PhD Student Kangle (Phil) Mu Wins Best Paper Award at IEEE DySPAN 2024

Mu and Berry proposed a new method for wireless spectrum regulators to allocate spectrum resources shared concurrently among commercial service providers and other high-priority users

Northwestern Engineering’s Kangle (Phil) Mu earned the Best Paper Award in the policy track at the 2024 Institute of Electrical and Electronics Engineers (IEEE) International Symposium on Dynamic Spectrum Access Networks (DySPAN), held May 13 – 16 in Washington, DC.

Kangle (Phil) MuMu is a PhD student in electrical and computer engineering and a member of the Communications and Networking (Commnet) Laboratory. His research focuses on the economics of wireless spectrum sharing, wireless communication, and machine learning.

The DySPAN symposium showcases pioneering advancements and collaboration in the domain of radio frequency spectrum, including spectrum sensing, access, sharing, and utilization across emerging wireless technologies.

The winning paper, "Market Impacts of Pooling Intermittent Spectrum," is co-authored by Mu’s adviser, Randall Berry, John A. Dever Chair of Electrical and Computer Engineering at the McCormick School of Engineering.

“Receiving the Best Paper Award is an incredible honor and a significant personal achievement. This award is a big milestone in my PhD journey and really boosts my confidence. I’m incredibly grateful to Randy and everyone who supported me along the way. This award is a team effort, and I couldn’t have done it without their help and encouragement.”

In this work, Mu and Berry studied a new method for wireless spectrum regulators to allocate spectrum resources shared concurrently among commercial service providers (AT&T, T-Mobile) and other high-priority users (US Navy and fixed satellites) more efficiently.

Mu explained that the temporal sharing of systems such as the Citizens Broadband Radio Service results in intermittently available spectrum for wireless service providers.

Randall BerryInvestigating strategies to mitigate this intermittency, Mu and Berry found that spectrum regulators could pool multiple intermittent bands of spectrum with independent availability versus providing a single large spectrum band with the same total bandwidth.

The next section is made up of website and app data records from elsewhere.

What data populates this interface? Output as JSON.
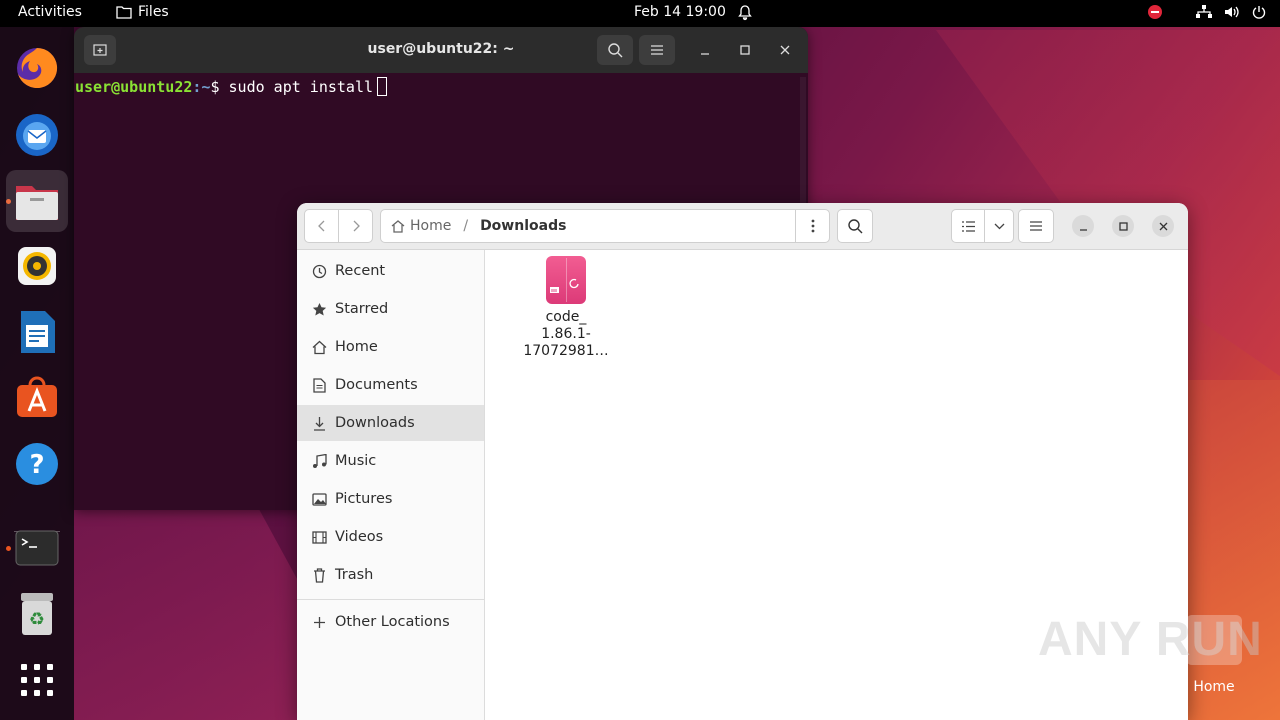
{
  "topbar": {
    "activities": "Activities",
    "app_name": "Files",
    "datetime": "Feb 14  19:00"
  },
  "dock": {
    "items": [
      "firefox",
      "thunderbird",
      "files",
      "rhythmbox",
      "libreoffice-writer",
      "app-center",
      "help",
      "terminal",
      "trash",
      "show-apps"
    ]
  },
  "terminal": {
    "title": "user@ubuntu22: ~",
    "prompt_user": "user@ubuntu22",
    "prompt_path": ":~",
    "prompt_symbol": "$",
    "command": "sudo apt install"
  },
  "files": {
    "breadcrumb_home": "Home",
    "breadcrumb_current": "Downloads",
    "sidebar": [
      {
        "label": "Recent",
        "icon": "clock-icon"
      },
      {
        "label": "Starred",
        "icon": "star-icon"
      },
      {
        "label": "Home",
        "icon": "home-icon"
      },
      {
        "label": "Documents",
        "icon": "document-icon"
      },
      {
        "label": "Downloads",
        "icon": "download-icon"
      },
      {
        "label": "Music",
        "icon": "music-icon"
      },
      {
        "label": "Pictures",
        "icon": "picture-icon"
      },
      {
        "label": "Videos",
        "icon": "video-icon"
      },
      {
        "label": "Trash",
        "icon": "trash-icon"
      },
      {
        "label": "Other Locations",
        "icon": "plus-icon"
      }
    ],
    "selected_sidebar": "Downloads",
    "file": {
      "line1": "code_",
      "line2": "1.86.1-",
      "line3": "17072981…"
    }
  },
  "desktop": {
    "home_label": "Home",
    "watermark": "ANY RUN"
  },
  "colors": {
    "accent": "#e95420",
    "terminal_bg": "#300a24",
    "prompt_user": "#8ae234",
    "prompt_path": "#729fcf"
  }
}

“Based on our model, service providers are expected to incur less traffic congestion so that they can provide better service to their users and make more profits,” Mu said.

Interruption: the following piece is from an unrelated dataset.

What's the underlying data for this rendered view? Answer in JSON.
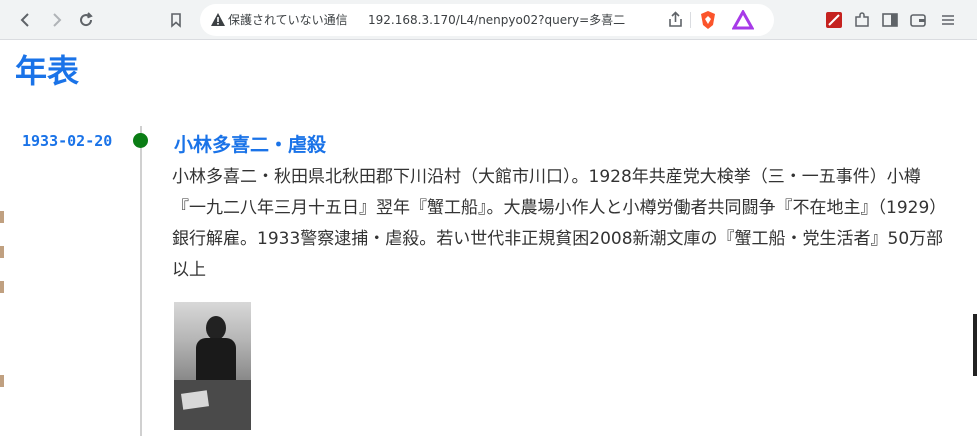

As a next step, Mu and Berry are considering writing an extended version of this research for an academic journal. They plan to incorporate a more generalized model and provide additional experimental results to strengthen their findings.

Mu earned a master’s degree in electrical and computer engineering from the University of Michigan in 2022 and a bachelor’s degree in telecommunication engineering in 2020 from Xidian University in Xi'an, Shaanxi, China.

McCormick News Article